Create the Student Group

Creating a student group from an assessment requires generating a report first.  So let’s do that.  Clicking on either the donut or the number of students in the summary section will display the list of students:

Click Create Custom Report to create the report consisting of only these students.

From inside that new report, click Advanced then Create Student Group.

And now that student group can be used as any normal student group.  That group can be used to generate pre-filled answer sheets for particular assessments, it can be used as the basis of a trend report, or it can even be used as a focus group or intervention group.

What otherwise started as no other commonly bound group of students are now together through a few extra steps.

When Field Calculations Identify Typos in Sources

The project: aggregate Fountas & Pinnell performance results for the past three school years.

The challenge: put together the assessments from 6 grade levels over 3 years in 2 test periods per year into one table (so a total of 36 separate sources into one).

Result: something isn’t right.

I created the source table in Illuminate and downloaded it to prepare to use JasperSoft Studio Pro to create a BI analysis of performance over time.  That’s when I noticed something weird:

At the same time, I loaded the file into Excel to start a pivot chart, and saw the same thing:

Where is the 2016 academic year for 1st grade?  And what the hell is that 201 doing there?  I clearly had bad data in the source file.

So I went back to Illuminate to look at the custom report that created that data file.  I sorted by academic year to see where that 201 was coming from.

The reason this jumped out at me is because of the use of calculations and translations in the Advanced menu of the report builder.  I needed to somehow grab the grade level of the student and the academic year in order to get some kind of separation in my BI report, but that information isn’t stored within the assessment itself because of how Illuminate manages student visibility to users, depending on permissions and filters.

To get around that, I created the Grade column as a calculation, using the formula SUBSTRING(G FROM 19 FOR 1), which means “take Column G (the one titled Assessment Grade/Administration) and starting at position 19, grab 1 character.”  Because all of the assessments are named according to the same convention, that position would be the grade value (K, 1, 2, etc.).

Then, I created a second calculation column for Academic Year.  That formula was SUBSTRING (G FROM 1 FOR 4), so taking the first four characters of that same column, resulting in values of 2014, 2015, and 2016.

I wasn’t done yet, because those don’t really represent the academic year the way we need it to.  Those values are the start of the school year, when I want the end.  In comes the translation feature in the advanced menu.

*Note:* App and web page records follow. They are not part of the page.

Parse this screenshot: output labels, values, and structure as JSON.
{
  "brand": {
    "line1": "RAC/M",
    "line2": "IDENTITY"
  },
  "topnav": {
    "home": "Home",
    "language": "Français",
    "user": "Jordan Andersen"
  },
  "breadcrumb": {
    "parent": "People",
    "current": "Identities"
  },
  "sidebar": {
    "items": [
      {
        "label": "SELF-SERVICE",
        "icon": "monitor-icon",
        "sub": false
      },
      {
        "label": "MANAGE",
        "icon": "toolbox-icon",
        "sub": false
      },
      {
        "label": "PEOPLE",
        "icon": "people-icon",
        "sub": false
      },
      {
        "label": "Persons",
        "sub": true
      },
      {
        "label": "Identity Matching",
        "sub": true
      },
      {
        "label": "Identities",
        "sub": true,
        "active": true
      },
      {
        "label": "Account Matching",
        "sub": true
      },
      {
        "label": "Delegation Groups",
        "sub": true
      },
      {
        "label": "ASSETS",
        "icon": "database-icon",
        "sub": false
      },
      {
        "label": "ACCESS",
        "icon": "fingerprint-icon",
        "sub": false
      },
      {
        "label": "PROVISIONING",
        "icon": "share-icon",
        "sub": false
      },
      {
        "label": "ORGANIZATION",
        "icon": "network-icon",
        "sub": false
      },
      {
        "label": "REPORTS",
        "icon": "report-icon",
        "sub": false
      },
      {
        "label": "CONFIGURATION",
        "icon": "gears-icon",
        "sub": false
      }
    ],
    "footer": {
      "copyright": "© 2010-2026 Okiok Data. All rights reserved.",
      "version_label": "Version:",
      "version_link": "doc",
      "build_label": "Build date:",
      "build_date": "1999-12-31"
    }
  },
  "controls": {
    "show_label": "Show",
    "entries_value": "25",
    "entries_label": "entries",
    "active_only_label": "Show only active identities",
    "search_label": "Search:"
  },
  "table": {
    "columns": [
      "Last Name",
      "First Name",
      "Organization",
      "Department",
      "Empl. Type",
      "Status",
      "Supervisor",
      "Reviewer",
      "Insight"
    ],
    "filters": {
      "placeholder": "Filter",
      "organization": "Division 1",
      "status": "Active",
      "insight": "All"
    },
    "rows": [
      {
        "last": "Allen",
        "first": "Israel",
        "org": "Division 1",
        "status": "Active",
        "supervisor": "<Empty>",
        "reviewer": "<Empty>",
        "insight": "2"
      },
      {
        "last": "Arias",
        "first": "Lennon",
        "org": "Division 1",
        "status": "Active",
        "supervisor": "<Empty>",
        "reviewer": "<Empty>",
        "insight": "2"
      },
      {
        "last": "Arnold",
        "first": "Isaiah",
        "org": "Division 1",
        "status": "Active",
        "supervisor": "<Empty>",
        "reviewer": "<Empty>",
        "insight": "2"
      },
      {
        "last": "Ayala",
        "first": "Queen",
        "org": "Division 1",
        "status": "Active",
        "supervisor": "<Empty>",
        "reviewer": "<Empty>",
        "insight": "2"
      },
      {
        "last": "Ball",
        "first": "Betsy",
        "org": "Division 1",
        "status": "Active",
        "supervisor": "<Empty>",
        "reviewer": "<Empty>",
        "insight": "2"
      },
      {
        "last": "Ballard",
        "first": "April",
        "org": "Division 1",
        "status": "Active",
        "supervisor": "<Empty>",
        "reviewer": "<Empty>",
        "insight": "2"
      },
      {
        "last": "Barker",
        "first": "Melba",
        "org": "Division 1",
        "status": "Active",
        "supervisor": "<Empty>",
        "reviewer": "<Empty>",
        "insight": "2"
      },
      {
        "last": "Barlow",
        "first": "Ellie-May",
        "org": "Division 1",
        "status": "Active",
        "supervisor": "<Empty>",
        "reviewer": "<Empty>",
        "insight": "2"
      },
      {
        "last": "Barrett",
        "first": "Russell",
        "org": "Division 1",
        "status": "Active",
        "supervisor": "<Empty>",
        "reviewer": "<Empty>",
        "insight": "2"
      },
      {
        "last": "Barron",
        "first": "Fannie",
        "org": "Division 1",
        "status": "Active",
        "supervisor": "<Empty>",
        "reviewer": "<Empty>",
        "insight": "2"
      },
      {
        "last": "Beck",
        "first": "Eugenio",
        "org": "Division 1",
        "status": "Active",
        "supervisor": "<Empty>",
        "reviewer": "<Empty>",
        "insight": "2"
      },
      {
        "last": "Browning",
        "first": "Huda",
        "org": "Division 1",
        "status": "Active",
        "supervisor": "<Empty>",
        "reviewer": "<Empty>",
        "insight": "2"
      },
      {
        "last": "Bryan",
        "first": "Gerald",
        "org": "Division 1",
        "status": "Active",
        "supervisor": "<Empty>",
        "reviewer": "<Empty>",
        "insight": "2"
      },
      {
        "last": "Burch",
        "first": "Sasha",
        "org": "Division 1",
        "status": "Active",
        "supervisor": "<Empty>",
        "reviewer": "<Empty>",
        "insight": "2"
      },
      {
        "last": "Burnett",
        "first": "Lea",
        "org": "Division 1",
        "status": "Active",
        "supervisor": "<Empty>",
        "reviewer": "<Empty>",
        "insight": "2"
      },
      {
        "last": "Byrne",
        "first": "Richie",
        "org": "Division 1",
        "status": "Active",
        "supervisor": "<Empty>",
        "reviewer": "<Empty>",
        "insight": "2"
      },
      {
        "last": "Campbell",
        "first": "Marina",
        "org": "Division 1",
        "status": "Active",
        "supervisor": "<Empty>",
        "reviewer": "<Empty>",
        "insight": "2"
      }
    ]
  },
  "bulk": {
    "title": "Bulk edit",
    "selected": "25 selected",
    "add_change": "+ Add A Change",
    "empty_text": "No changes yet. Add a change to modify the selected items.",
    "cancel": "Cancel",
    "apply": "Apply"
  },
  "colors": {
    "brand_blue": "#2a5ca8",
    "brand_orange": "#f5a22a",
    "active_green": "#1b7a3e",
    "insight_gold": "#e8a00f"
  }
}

I added translations for all three values, making 2014 = 2015, 2015 = 2016, and 2016 = 2017 so that at the very least, when I download the data, it’ll look right and I can do additional manipulation after that.

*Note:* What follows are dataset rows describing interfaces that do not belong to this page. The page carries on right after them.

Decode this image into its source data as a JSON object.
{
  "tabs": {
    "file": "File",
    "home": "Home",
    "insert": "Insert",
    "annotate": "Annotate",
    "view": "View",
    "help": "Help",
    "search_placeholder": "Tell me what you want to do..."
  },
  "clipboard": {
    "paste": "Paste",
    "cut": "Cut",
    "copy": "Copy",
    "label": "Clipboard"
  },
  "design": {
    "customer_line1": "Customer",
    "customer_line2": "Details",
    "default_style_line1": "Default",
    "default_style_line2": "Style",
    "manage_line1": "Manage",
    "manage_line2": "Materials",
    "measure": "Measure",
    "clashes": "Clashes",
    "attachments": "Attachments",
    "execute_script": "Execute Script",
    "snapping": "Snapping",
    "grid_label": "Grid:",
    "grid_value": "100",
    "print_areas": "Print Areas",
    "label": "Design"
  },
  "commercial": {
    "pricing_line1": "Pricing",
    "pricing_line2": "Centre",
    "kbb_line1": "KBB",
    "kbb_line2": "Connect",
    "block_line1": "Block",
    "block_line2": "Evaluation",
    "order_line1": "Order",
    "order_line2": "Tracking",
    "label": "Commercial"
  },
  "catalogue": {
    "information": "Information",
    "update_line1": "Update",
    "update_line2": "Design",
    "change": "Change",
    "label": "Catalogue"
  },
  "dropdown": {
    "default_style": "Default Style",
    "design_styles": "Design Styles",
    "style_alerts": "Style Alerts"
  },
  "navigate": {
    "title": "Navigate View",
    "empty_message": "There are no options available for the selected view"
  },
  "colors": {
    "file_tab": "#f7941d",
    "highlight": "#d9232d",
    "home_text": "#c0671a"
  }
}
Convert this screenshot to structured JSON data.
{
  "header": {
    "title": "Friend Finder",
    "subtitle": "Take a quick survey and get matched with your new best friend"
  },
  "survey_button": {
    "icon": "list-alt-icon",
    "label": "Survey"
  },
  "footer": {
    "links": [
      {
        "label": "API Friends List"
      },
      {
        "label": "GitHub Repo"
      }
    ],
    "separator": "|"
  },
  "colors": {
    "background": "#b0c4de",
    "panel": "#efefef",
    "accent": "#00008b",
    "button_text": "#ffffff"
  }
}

So when I saw the blank in Grade and 201 in Academic Year, there was something goofy going on with my calculated fields and translation.

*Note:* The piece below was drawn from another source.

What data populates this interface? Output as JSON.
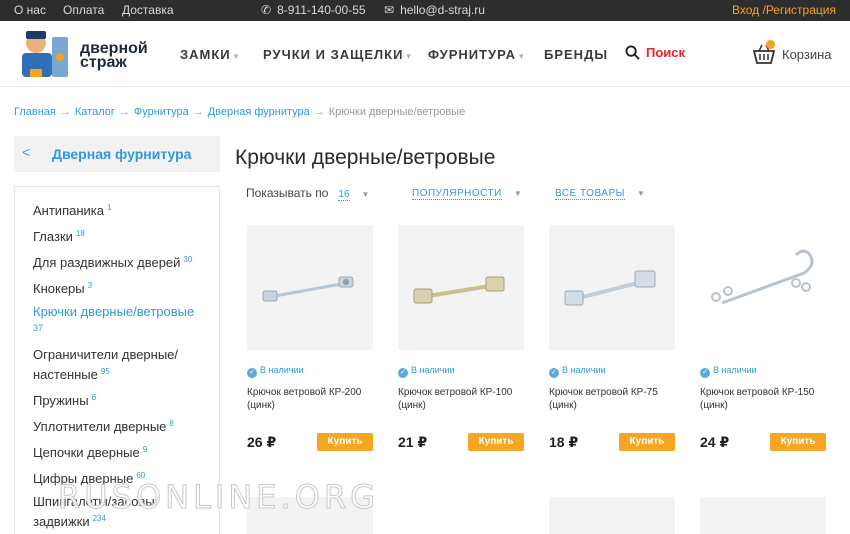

Then I looked to the right and saw that they all shared the same assessment source.  2015-16 F&P Grade 1 Spring.  I stared at it for a moment.  Every other assessment grabbed those substring values correctly except for this one.

Which meant that, since the substring calculation for academic year was supposed to grab the first four characters, and the grade field grab the 19th character, but I was only getting the first three of the year and a blank for grade…..

Was there a space in the name of this particular assessment that I can’t see right off the bat?

I went into that assessment and opened up the information window for it, and lo and behold….

The calculations and translations were working correctly.  The calculation for the year was grabbing the first four characters, as designed.  The problem is that the source had an extra character where it shouldn’t have been.  Which caused the 19th character to be the space before the 1.

And since I didn’t build a translation rule for values of ” 201,” it didn’t translate anything for me.

Take out the space, go back to my custom report and…


So even though we don’t want bad data, bad data can still tell a story.